open science

Research protocols as web books

The `bookdown` package makes it easy to build reproducible research protocols.

Blast from the past

A colleague reached out to me recently about a project we’d worked on years ago. The work involved a study of how adult observers categorize visual patterns that have intrinsic regularities.

Is there a crisis of reproducibility in science?

A recent article in the Proceedings of the National Academy of Sciences by Redish et al. argues that ‘reproducibility failures are essential to scientific inquiry.’ The authors remind readers that progress in many fields often proceeds haltingly, with successes, retrenchments, reconsiderations, and revisions.

Devilish details

I’ve found myself at odds recently with colleagues who, like me, view themselves as advocates for open science. This post attempts to clarify what I see as the crux of our disagreements.

Open developmental science

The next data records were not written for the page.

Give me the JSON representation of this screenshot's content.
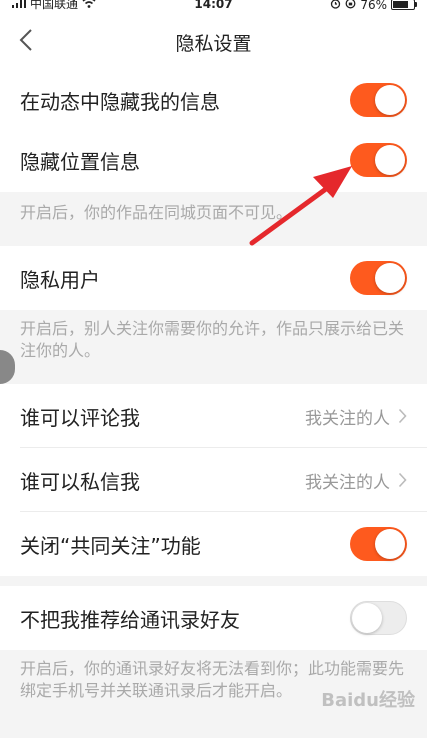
{
  "status_bar": {
    "carrier": "中国联通",
    "time": "14:07",
    "battery": "76%",
    "battery_level": 0.76,
    "icons": [
      "signal-icon",
      "wifi-icon",
      "alarm-icon",
      "orientation-lock-icon",
      "battery-icon"
    ]
  },
  "nav": {
    "title": "隐私设置",
    "back_icon": "chevron-left-icon"
  },
  "settings": {
    "hide_in_feed": {
      "label": "在动态中隐藏我的信息",
      "enabled": true
    },
    "hide_location": {
      "label": "隐藏位置信息",
      "enabled": true
    },
    "hide_location_note": "开启后，你的作品在同城页面不可见。",
    "private_user": {
      "label": "隐私用户",
      "enabled": true
    },
    "private_user_note": "开启后，别人关注你需要你的允许，作品只展示给已关注你的人。",
    "who_can_comment": {
      "label": "谁可以评论我",
      "value": "我关注的人"
    },
    "who_can_message": {
      "label": "谁可以私信我",
      "value": "我关注的人"
    },
    "mutual_follow": {
      "label": "关闭“共同关注”功能",
      "enabled": true
    },
    "recommend_contacts": {
      "label": "不把我推荐给通讯录好友",
      "enabled": false
    },
    "recommend_contacts_note": "开启后，你的通讯录好友将无法看到你；此功能需要先绑定手机号并关联通讯录后才能开启。"
  },
  "colors": {
    "toggle_on": "#fe5a1e",
    "toggle_off": "#ededed",
    "annotation_arrow": "#e5282c"
  },
  "watermark": "Baidu经验"
}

If you plan to attend the Society for Research in Child Development (SRCD) meeting in Baltimore later this week, you might be interested in some of the open science activities that will be taking place: